Affectionately called “Custer Street Fair” by locals, the festival began in 1972 on Custer Avenue as a way to honor General George Armstrong Custer for his service to the Union during the Civil War. Today, it is a yearly function of the Evanston Festival Theater, a not-for-profit corporation that serves the art community of Evanston.

John Szostek, the fair director, has been involved with the event for more than 30 years. “I was an entertainer at the fair. I had designed a character to do a walk-around act, but I got injured between fairs,” Mr. Szostek said.

So he called up the fair coordinator and explained that he still wanted to be involved, but in a different capacity. To Mr. Szostek’s surprise, however, the coordinator said there was not going to be a fair that year. “Nobody wanted to coordinate it,” Mr. Szostek related. “And I said, ‘That’s a shame, it’s such a nice event.’”

At which point, the coordinator asked him if he wanted to do it. Mr. Szostek said he thought, “How hard could it be?” Thirty years later, he is still at the helm.

Susan Winsniewski has come to the Custer Fair for the past 20 years to exhibit and sell her airbrushed clothing and accessories. This year, she occupied booth C-58, her usual spot, on Custer Avenue just south of Main Street. “It’s always a fun show. It’s run very well and people are very enthusiastic,” Ms. Winsniewski said. “The crowd, the music, the street entertainers, the art — everybody seems to have a good time.”

Ms. Winsniewski noted that over the past few years, the composition of fair exhibitors has evolved to include booths offering commercial products in addition to stands featuring artisan crafts. “People like to buy manufactured goods too, but at least they’re in a different section,” she said. Most of the booths on Custer Avenue were dedicated to arts and crafts vendors.

This year marked Maria Burk’s first time exhibiting at the Custer Fair. Ms. Burk specializes in sterling silver and precious stone wire wrapping. “It’s a great fair,” Ms. Burk said. “People are nice and the people running the show are very friendly, very helpful.”

As for the attendees, Ms. Burk laughed, “They’re still a little tired and hot this morning, but they’ve been great too.” Indeed, temperatures around 80 degrees led to long lines at the soft-serve ice cream vendor.

Great spirit aside, some vendors witnessed more browsing than buying. “A lot of people are coming by, but you can really tell that the economy has hurt people,” said Michele Feder-Nadoff, the founder of Cuentos Foundation, a non-profit organization that promotes the art and culture of Michoacán, Mexico.
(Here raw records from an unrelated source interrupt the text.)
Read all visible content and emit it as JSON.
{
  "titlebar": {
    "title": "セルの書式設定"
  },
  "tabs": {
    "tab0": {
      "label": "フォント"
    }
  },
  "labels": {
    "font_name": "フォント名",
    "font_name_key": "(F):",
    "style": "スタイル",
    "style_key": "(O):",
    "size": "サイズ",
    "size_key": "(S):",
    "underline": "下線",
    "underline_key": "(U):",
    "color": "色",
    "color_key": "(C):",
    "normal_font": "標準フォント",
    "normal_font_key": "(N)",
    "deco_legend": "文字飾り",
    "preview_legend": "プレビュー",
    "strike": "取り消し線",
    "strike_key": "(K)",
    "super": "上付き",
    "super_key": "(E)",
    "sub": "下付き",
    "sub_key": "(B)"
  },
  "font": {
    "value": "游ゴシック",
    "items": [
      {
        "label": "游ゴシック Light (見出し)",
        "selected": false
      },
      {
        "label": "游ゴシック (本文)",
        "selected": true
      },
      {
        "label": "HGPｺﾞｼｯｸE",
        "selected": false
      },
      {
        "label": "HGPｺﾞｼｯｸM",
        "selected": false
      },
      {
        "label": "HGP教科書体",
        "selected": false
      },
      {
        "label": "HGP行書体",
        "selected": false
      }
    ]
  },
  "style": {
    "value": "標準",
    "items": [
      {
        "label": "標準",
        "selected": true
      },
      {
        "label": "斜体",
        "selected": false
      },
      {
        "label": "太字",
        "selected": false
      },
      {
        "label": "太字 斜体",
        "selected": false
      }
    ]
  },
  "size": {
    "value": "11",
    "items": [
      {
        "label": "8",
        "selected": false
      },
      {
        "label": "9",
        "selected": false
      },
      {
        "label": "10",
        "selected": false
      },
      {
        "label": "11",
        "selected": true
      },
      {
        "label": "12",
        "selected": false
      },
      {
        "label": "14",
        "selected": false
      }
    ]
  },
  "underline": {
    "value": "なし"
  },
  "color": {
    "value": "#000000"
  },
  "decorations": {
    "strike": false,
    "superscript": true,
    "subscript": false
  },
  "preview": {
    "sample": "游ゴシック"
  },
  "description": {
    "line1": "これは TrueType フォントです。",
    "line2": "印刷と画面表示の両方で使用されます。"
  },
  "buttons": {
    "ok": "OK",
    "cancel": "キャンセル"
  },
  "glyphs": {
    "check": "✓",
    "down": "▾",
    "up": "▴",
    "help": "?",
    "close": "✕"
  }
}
However, the lack of buyers was not terribly discouraging to her, she said, as her primary reason for being at the fair was education. “We’re at the fair to promote the idea that immigrants from Michoacán come from very wealthy cultures and have rich traditions, to counter what everyone hears about drug trafficking and things like that,” Ms. Feder-Nadoff said.

For others, though, the lack of buyers made for a rough show. “The fee for booth space here is very expensive compared to other shows,” said Laura Chaiken of La Rua Enamels, who drove in from Bloomington, Ind., to exhibit. Ms. Chaiken has participated in the Custer Fair on and off for the past 20 years. “It’s not that great this year. I’m not sure if it’s the economy or the weather, but we need to make more money in order for it to be fruitful,” Ms. Chaiken explained.

While the show may have been challenging for some vendors, the attendees undoubtedly enjoyed the event. “It’s a beautiful day!” exclaimed Anna Bleier, a 19-year-old attendee. “I’ve been coming to Custer every year since I was two years old. People are awesome here. I love talking to the vendors. Everyone is nice and they have really good lemonade!”